The Department of the Environment and Energy confirmed during Senate Estimates recently that an evaluation of the project has been undertaken, a plan for a customised exploration license developed, and a briefing and recommendations provided to the minister, but that the project can progress no further without Mr Taylor granting the exploration license.
The Star of the South project seeks to construct 250 wind turbines in Commonwealth waters off the coast of Victoria’s Gippsland region, generating up to 20 per cent of Victoria’s electricity needs and feeding the power into the National Electricity Market via an underground cable to the Latrobe Valley.
The Maritime Union of Australia (MUA) is concerned that the project — which the company claims will create up to 12,000 manufacturing and construction jobs and slash Australia’s carbon emissions — appeared to be unnecessarily held up by the Federal Government.

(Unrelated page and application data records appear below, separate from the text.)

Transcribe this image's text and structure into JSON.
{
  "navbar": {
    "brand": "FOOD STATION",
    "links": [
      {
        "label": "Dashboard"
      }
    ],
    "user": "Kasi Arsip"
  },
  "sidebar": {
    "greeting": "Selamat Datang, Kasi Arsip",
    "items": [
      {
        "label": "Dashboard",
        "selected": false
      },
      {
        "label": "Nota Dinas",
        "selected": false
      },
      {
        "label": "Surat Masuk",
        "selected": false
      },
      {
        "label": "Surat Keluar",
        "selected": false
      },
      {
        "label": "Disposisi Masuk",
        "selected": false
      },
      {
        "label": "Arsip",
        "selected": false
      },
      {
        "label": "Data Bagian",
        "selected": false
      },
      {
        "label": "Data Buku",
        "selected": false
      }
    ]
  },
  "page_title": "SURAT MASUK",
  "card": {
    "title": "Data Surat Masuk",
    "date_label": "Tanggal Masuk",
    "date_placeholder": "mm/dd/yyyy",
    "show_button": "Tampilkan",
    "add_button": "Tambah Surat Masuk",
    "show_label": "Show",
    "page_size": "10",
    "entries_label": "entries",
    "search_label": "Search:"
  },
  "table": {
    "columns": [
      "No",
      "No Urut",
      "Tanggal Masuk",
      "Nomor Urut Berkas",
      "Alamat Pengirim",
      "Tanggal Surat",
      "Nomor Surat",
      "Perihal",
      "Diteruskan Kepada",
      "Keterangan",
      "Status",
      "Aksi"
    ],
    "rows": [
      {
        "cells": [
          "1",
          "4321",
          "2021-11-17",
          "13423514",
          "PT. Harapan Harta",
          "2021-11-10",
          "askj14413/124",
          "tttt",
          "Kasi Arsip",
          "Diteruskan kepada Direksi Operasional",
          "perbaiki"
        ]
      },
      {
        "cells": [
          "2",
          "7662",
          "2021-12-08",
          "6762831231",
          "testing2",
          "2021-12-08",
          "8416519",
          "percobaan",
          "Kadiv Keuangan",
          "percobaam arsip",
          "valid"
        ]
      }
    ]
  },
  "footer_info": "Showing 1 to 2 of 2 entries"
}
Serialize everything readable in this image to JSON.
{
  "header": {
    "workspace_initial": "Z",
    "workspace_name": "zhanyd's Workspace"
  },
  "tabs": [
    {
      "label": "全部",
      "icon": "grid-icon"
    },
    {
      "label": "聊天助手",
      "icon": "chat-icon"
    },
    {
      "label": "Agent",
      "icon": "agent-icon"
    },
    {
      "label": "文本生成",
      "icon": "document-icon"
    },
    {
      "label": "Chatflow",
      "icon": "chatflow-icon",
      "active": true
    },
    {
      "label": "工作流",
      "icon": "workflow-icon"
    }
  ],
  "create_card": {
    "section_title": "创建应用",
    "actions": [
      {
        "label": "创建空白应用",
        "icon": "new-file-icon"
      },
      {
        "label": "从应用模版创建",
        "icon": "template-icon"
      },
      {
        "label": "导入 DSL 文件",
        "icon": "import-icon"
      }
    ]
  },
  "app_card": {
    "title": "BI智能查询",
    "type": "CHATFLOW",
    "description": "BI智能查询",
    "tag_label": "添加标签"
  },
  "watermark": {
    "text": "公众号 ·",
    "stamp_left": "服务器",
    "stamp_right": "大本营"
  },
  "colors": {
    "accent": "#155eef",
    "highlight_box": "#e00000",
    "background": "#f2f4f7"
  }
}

MUA Deputy National Secretary, Will Tracey, said the exploration license awaiting approval did not allow construction to commence and was simply about allowing the use of floating buoys and platforms off the Gippsland coast to gather wind and wave observations.